The strident, galloping “Your Ghost” brings a rock vibe akin to Muse, with layered vocals, keyboard sound effects and a guitar solo, all in less than three minutes. It’s a little too offbeat (for normal standards, not for these guys, who live in offbeat) for mainstream radio play but alt-rock fans will love it. Better still is the radio hit “Severed,” a cheerful pop tune about a serial killer that rides an upbeat new wave drum pattern and sets it to both a synthesizer pattern and some Morricone Western-styled guitar. It’s catchy and creepy.

A guitar solo pops up again on “Sucker’s Prayer” and “Everything is Awful”; other than on Hazards Of Love, I don’t remember the electric guitar being so prominent in the Decemberists milieu. Things then shift into Iggy Pop territory with “We All Die Young,” in which Meloy sneers the title track, children chant in the background and a truly wonky solo. If Iggy hears it, I hope he’s proud. The album then does a 180 into the solemn “Rusalka, Rusalka/Wild Rushes,” an eight-minute epic dirge that layers on the instruments and voices as it progresses through the first part before veering into the acoustic-guitar-led second part. The best parts of the story-song recall the classic Decemberists albums of the late 2000s.

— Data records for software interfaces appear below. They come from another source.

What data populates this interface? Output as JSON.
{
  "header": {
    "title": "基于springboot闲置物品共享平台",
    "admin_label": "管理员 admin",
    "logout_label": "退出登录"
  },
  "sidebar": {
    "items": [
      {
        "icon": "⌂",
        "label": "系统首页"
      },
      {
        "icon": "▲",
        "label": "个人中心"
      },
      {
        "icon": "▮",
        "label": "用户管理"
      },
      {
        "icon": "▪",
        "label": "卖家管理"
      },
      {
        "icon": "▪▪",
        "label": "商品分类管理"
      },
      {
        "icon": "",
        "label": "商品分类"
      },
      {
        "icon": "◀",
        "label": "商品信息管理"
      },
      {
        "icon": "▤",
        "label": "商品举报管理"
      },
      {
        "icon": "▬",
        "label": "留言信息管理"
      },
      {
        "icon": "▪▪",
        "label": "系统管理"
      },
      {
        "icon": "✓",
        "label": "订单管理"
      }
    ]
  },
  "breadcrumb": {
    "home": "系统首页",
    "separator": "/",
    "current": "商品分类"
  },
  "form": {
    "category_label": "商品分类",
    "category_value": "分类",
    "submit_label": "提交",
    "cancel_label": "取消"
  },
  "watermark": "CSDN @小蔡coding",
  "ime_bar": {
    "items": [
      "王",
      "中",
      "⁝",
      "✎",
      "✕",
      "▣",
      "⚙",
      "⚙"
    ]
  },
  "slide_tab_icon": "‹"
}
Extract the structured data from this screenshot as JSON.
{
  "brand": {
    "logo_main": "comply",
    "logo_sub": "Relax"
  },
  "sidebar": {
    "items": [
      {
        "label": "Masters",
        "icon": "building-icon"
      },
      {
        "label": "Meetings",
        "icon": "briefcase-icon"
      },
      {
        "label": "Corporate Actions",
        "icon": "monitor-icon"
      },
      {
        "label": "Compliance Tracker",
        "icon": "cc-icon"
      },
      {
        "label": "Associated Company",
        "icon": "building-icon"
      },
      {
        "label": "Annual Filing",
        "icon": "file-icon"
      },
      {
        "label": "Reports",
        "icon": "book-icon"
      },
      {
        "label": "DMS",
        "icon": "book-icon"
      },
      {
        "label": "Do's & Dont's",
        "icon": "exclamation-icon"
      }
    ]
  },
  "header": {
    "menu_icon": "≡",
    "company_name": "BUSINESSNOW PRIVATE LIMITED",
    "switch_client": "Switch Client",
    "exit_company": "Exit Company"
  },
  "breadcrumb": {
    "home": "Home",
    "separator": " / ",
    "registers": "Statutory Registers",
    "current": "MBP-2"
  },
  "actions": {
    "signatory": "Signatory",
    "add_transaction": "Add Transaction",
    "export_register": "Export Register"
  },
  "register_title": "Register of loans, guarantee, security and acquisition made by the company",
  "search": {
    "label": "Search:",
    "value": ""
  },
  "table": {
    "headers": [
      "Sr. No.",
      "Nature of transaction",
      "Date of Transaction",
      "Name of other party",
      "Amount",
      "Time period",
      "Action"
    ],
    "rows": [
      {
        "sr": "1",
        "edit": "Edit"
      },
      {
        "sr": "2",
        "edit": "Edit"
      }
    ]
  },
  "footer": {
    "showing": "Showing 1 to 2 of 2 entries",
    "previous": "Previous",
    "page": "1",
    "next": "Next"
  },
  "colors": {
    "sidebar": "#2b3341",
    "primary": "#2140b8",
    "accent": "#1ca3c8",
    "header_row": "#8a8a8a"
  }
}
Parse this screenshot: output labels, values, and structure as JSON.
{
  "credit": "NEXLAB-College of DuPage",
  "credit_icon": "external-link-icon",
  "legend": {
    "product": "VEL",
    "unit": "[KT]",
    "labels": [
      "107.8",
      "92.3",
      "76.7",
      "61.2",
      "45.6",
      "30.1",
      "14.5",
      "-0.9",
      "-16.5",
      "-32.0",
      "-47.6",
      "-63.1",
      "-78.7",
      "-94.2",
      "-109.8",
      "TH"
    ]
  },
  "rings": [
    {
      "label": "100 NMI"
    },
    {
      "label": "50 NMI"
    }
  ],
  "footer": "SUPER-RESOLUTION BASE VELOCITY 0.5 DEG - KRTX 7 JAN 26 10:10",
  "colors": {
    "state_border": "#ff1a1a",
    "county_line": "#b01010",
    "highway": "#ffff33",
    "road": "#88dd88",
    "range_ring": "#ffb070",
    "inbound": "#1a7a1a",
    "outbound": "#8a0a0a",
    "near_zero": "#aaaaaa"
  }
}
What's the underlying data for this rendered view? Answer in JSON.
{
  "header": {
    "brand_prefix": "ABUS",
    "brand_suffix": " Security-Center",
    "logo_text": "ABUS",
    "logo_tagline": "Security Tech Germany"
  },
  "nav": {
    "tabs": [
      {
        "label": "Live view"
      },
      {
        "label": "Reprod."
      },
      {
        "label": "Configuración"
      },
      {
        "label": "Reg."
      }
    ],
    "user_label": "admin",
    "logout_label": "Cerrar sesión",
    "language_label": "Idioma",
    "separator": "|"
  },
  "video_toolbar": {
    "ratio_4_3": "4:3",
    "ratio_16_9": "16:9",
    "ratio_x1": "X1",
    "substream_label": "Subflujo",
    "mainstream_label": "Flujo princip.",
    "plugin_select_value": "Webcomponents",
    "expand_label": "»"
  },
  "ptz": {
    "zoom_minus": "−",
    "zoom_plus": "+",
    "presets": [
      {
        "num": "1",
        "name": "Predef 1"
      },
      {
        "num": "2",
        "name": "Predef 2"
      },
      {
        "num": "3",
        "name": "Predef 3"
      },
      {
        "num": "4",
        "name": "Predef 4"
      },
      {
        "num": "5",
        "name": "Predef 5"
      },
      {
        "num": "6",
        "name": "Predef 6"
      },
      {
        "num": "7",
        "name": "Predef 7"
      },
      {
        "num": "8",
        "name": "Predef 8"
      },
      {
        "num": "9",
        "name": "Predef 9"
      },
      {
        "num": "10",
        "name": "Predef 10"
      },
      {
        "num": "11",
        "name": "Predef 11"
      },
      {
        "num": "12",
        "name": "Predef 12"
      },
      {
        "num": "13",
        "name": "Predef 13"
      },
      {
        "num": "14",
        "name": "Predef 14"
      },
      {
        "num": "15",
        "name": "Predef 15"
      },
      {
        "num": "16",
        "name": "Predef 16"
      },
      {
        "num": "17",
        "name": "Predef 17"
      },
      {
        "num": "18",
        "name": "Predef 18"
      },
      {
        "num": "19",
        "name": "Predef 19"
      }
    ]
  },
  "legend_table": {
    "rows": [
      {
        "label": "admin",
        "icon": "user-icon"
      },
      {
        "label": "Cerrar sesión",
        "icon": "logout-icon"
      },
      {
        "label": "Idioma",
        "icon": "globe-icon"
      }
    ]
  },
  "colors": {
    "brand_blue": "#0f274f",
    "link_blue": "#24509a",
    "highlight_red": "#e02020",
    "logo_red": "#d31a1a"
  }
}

For many artists, an album with this many sounds would feel disjointed, but Meloy and the band find their own style and approach throughout the 43-minute run time. I’ll Be Your Girl pulls strength from what has come before but expands and relaxes the band’s heretofore Serious Approach. The compelling end result is as much fun as anything they’ve ever done and is, in all honesty, the band’s best work since 2009’s Hazards of Love.

Rating: B

User Rating: Not Yet Rated



© 2018 Benjamin Ray and The Daily Vault. All rights reserved. Review or any portion may not be reproduced without written permission. Cover art is the intellectual property of Capitol, and is used for informational purposes only.